INSTRUCTIONS FOR THE TASK. Down to the last line, repeat the entries exactly and drop any image.

Records from a dataset:

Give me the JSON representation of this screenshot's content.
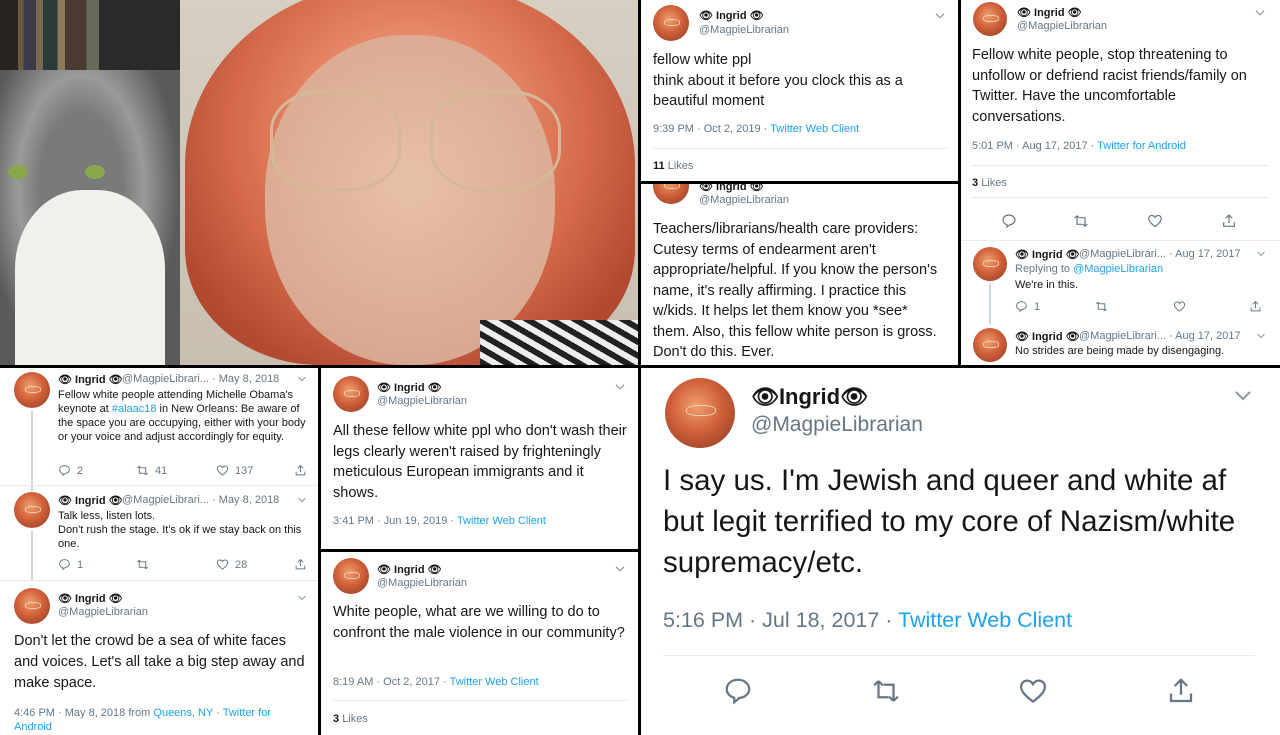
{
  "user": {
    "name": "Ingrid",
    "handle": "@MagpieLibrarian",
    "handle_short": "@MagpieLibrari...",
    "eye": "👁"
  },
  "tweets": {
    "t1": {
      "text": "fellow white ppl\nthink about it before you clock this as a beautiful moment",
      "time": "9:39 PM · Oct 2, 2019 · ",
      "client": "Twitter Web Client",
      "likes_n": "11",
      "likes_l": "Likes"
    },
    "t2": {
      "text": "Fellow white people, stop threatening to unfollow or defriend racist friends/family on Twitter. Have the uncomfortable conversations.",
      "time": "5:01 PM · Aug 17, 2017 · ",
      "client": "Twitter for Android",
      "likes_n": "3",
      "likes_l": "Likes"
    },
    "t3": {
      "text": "Teachers/librarians/health care providers: Cutesy terms of endearment aren't appropriate/helpful. If you know the person's name, it's really affirming. I practice this w/kids. It helps let them know you *see* them. Also, this fellow white person is gross. Don't do this. Ever."
    },
    "t4": {
      "date": "· Aug 17, 2017",
      "replying": "Replying to ",
      "reply_to": "@MagpieLibrarian",
      "text": "We're in this.",
      "replies": "1"
    },
    "t5": {
      "date": "· Aug 17, 2017",
      "text": "No strides are being made by disengaging."
    },
    "t6": {
      "date": "· May 8, 2018",
      "text_a": "Fellow white people attending Michelle Obama's keynote at ",
      "hashtag": "#alaac18",
      "text_b": " in New Orleans: Be aware of the space you are occupying, either with your body or your voice and adjust accordingly for equity.",
      "replies": "2",
      "retweets": "41",
      "likes": "137"
    },
    "t7": {
      "date": "· May 8, 2018",
      "text": "Talk less, listen lots.\nDon't rush the stage. It's ok if we stay back on this one.",
      "replies": "1",
      "likes": "28"
    },
    "t8": {
      "text": "Don't let the crowd be a sea of white faces and voices. Let's all take a big step away and make space.",
      "time": "4:46 PM · May 8, 2018 from ",
      "place": "Queens, NY",
      "sep": " · ",
      "client": "Twitter for Android"
    },
    "t9": {
      "text": "All these fellow white ppl who don't wash their legs clearly weren't raised by frighteningly meticulous European immigrants and it shows.",
      "time": "3:41 PM · Jun 19, 2019 · ",
      "client": "Twitter Web Client"
    },
    "t10": {
      "text": "White people, what are we willing to do to confront the male violence in our community?",
      "time": "8:19 AM · Oct 2, 2017 · ",
      "client": "Twitter Web Client",
      "likes_n": "3",
      "likes_l": "Likes"
    },
    "t11": {
      "text": "I say us. I'm Jewish and queer and white af but legit terrified to my core of Nazism/white supremacy/etc.",
      "time": "5:16 PM · Jul 18, 2017 · ",
      "client": "Twitter Web Client"
    }
  },
  "colors": {
    "link": "#1da1f2",
    "muted": "#657786",
    "text": "#14171a"
  },
  "icons": [
    "reply-icon",
    "retweet-icon",
    "like-icon",
    "share-icon",
    "chevron-down-icon",
    "eye-icon"
  ]
}
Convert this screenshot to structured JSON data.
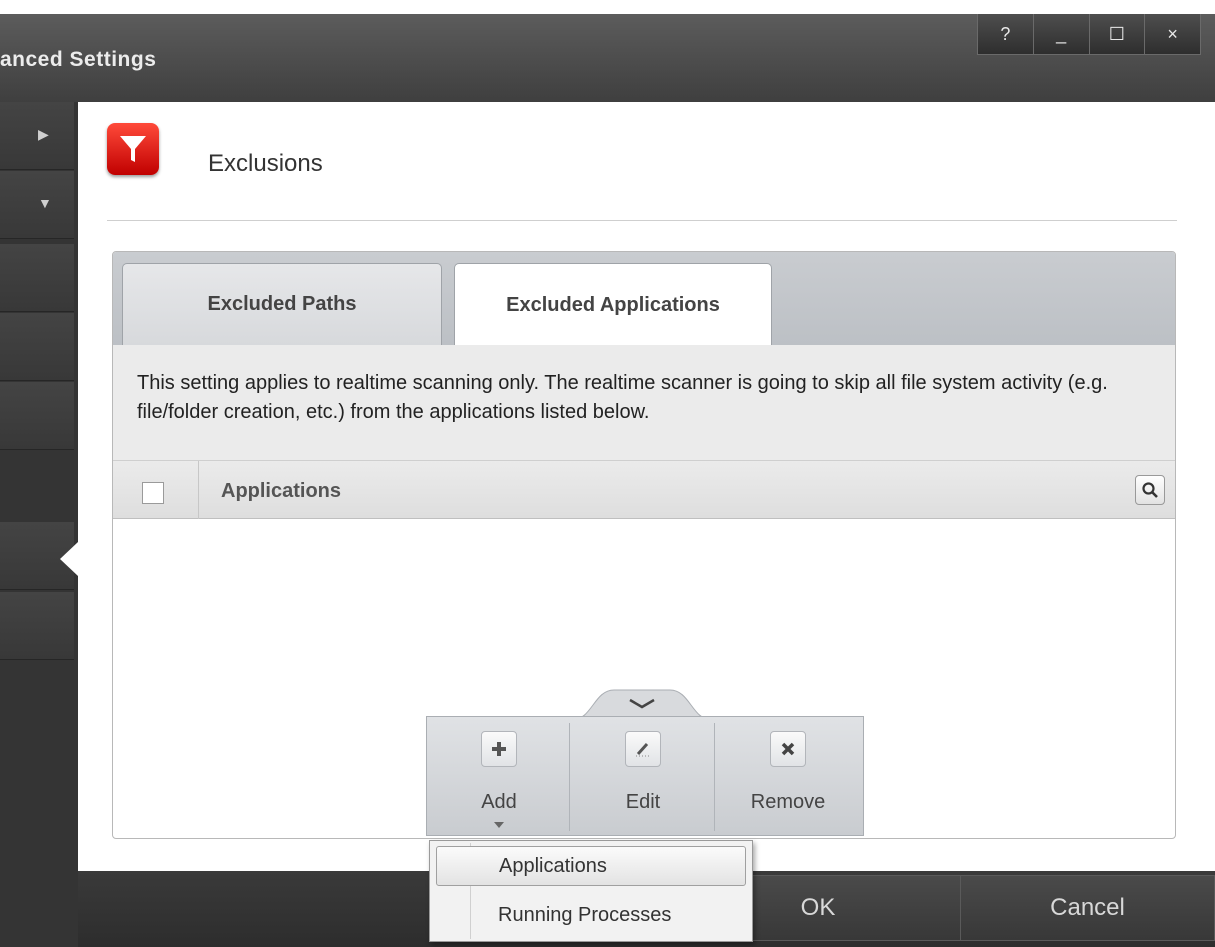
{
  "window": {
    "title": "anced Settings",
    "controls": [
      "?",
      "_",
      "☐",
      "×"
    ]
  },
  "header": {
    "title": "Exclusions",
    "icon": "filter-icon"
  },
  "tabs": [
    {
      "label": "Excluded Paths",
      "active": false
    },
    {
      "label": "Excluded Applications",
      "active": true
    }
  ],
  "description": "This setting applies to realtime scanning only. The realtime scanner is going to skip all file system activity (e.g. file/folder creation, etc.) from the applications listed below.",
  "table": {
    "column": "Applications",
    "rows": []
  },
  "toolbar": {
    "add_label": "Add",
    "edit_label": "Edit",
    "remove_label": "Remove"
  },
  "dropdown": {
    "items": [
      "Applications",
      "Running Processes"
    ],
    "highlighted": "Applications"
  },
  "footer": {
    "ok_label": "OK",
    "cancel_label": "Cancel"
  },
  "colors": {
    "header_icon": "#d81010",
    "window_frame": "#3e3e3e"
  }
}
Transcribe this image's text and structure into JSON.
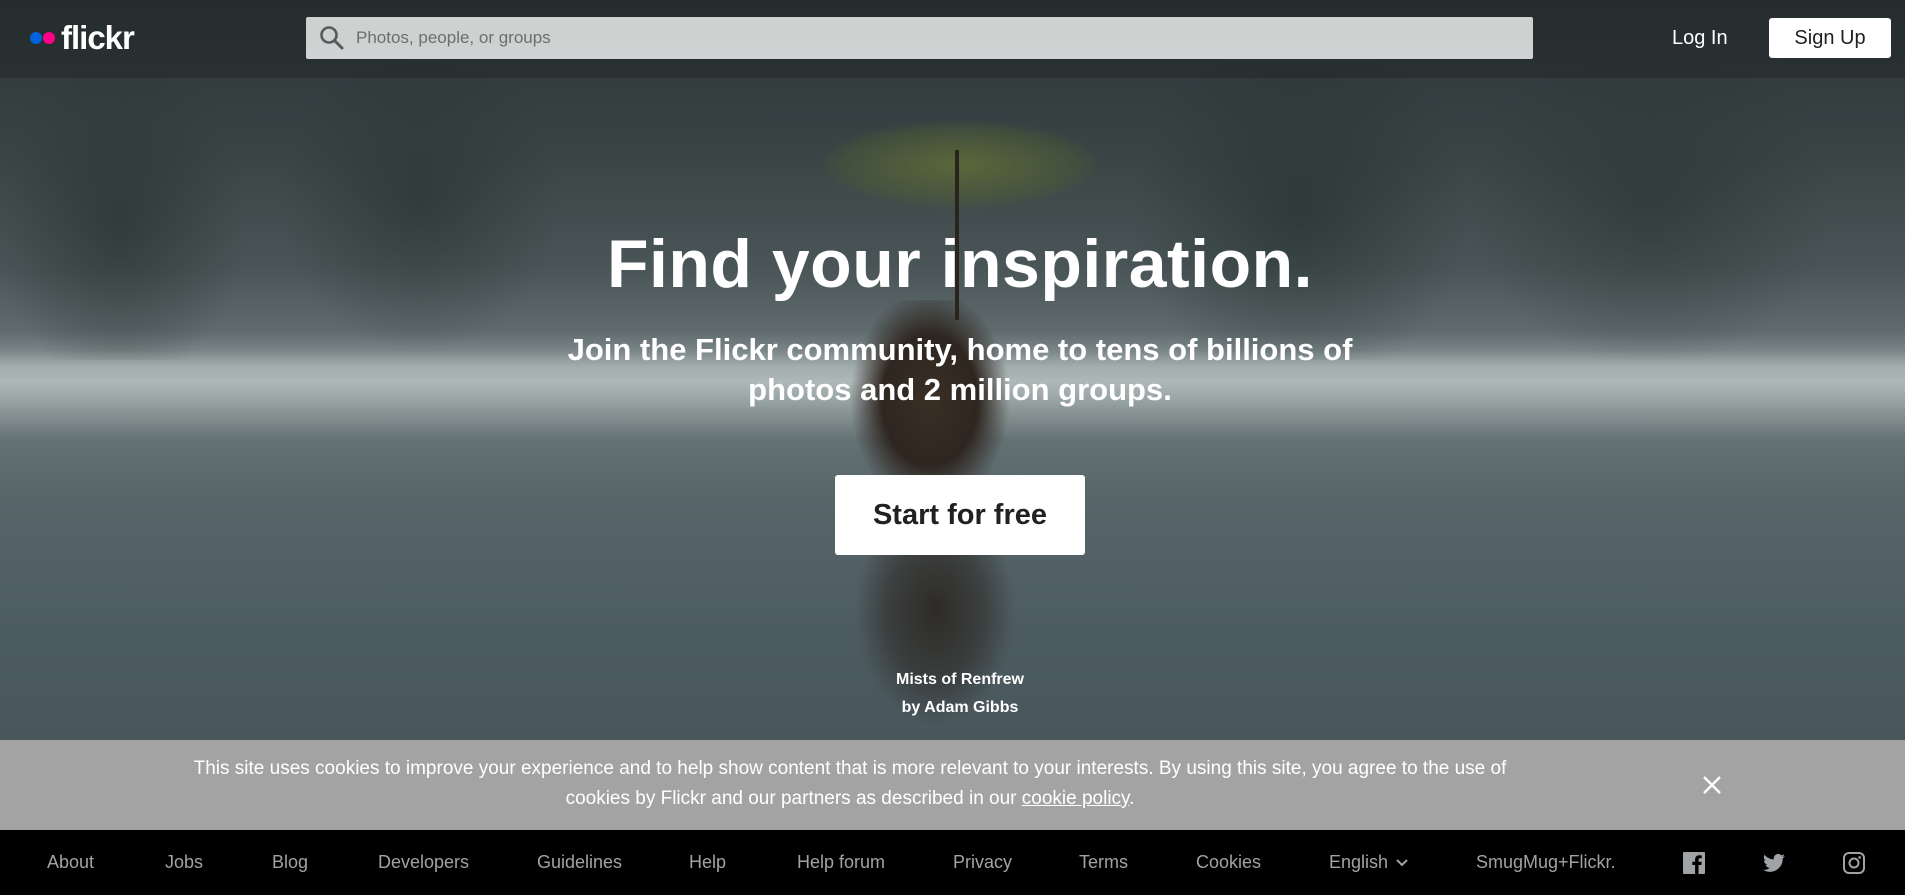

WORKED SOLUTION.
Give me the JSON representation of this screenshot's content.
{
  "user": {
    "name": "Ingrid",
    "handle": "@MagpieLibrarian",
    "handle_short": "@MagpieLibrari...",
    "eye": "👁"
  },
  "tweets": {
    "t1": {
      "text": "fellow white ppl\nthink about it before you clock this as a beautiful moment",
      "time": "9:39 PM · Oct 2, 2019 · ",
      "client": "Twitter Web Client",
      "likes_n": "11",
      "likes_l": "Likes"
    },
    "t2": {
      "text": "Fellow white people, stop threatening to unfollow or defriend racist friends/family on Twitter. Have the uncomfortable conversations.",
      "time": "5:01 PM · Aug 17, 2017 · ",
      "client": "Twitter for Android",
      "likes_n": "3",
      "likes_l": "Likes"
    },
    "t3": {
      "text": "Teachers/librarians/health care providers: Cutesy terms of endearment aren't appropriate/helpful. If you know the person's name, it's really affirming. I practice this w/kids. It helps let them know you *see* them. Also, this fellow white person is gross. Don't do this. Ever."
    },
    "t4": {
      "date": "· Aug 17, 2017",
      "replying": "Replying to ",
      "reply_to": "@MagpieLibrarian",
      "text": "We're in this.",
      "replies": "1"
    },
    "t5": {
      "date": "· Aug 17, 2017",
      "text": "No strides are being made by disengaging."
    },
    "t6": {
      "date": "· May 8, 2018",
      "text_a": "Fellow white people attending Michelle Obama's keynote at ",
      "hashtag": "#alaac18",
      "text_b": " in New Orleans: Be aware of the space you are occupying, either with your body or your voice and adjust accordingly for equity.",
      "replies": "2",
      "retweets": "41",
      "likes": "137"
    },
    "t7": {
      "date": "· May 8, 2018",
      "text": "Talk less, listen lots.\nDon't rush the stage. It's ok if we stay back on this one.",
      "replies": "1",
      "likes": "28"
    },
    "t8": {
      "text": "Don't let the crowd be a sea of white faces and voices. Let's all take a big step away and make space.",
      "time": "4:46 PM · May 8, 2018 from ",
      "place": "Queens, NY",
      "sep": " · ",
      "client": "Twitter for Android"
    },
    "t9": {
      "text": "All these fellow white ppl who don't wash their legs clearly weren't raised by frighteningly meticulous European immigrants and it shows.",
      "time": "3:41 PM · Jun 19, 2019 · ",
      "client": "Twitter Web Client"
    },
    "t10": {
      "text": "White people, what are we willing to do to confront the male violence in our community?",
      "time": "8:19 AM · Oct 2, 2017 · ",
      "client": "Twitter Web Client",
      "likes_n": "3",
      "likes_l": "Likes"
    },
    "t11": {
      "text": "I say us. I'm Jewish and queer and white af but legit terrified to my core of Nazism/white supremacy/etc.",
      "time": "5:16 PM · Jul 18, 2017 · ",
      "client": "Twitter Web Client"
    }
  },
  "colors": {
    "link": "#1da1f2",
    "muted": "#657786",
    "text": "#14171a"
  },
  "icons": [
    "reply-icon",
    "retweet-icon",
    "like-icon",
    "share-icon",
    "chevron-down-icon",
    "eye-icon"
  ]
}
Convert this screenshot to structured JSON data.
{
  "window": {
    "title": "anced Settings",
    "controls": [
      "?",
      "_",
      "☐",
      "×"
    ]
  },
  "header": {
    "title": "Exclusions",
    "icon": "filter-icon"
  },
  "tabs": [
    {
      "label": "Excluded Paths",
      "active": false
    },
    {
      "label": "Excluded Applications",
      "active": true
    }
  ],
  "description": "This setting applies to realtime scanning only. The realtime scanner is going to skip all file system activity (e.g. file/folder creation, etc.) from the applications listed below.",
  "table": {
    "column": "Applications",
    "rows": []
  },
  "toolbar": {
    "add_label": "Add",
    "edit_label": "Edit",
    "remove_label": "Remove"
  },
  "dropdown": {
    "items": [
      "Applications",
      "Running Processes"
    ],
    "highlighted": "Applications"
  },
  "footer": {
    "ok_label": "OK",
    "cancel_label": "Cancel"
  },
  "colors": {
    "header_icon": "#d81010",
    "window_frame": "#3e3e3e"
  }
}
Transcribe this image's text and structure into JSON.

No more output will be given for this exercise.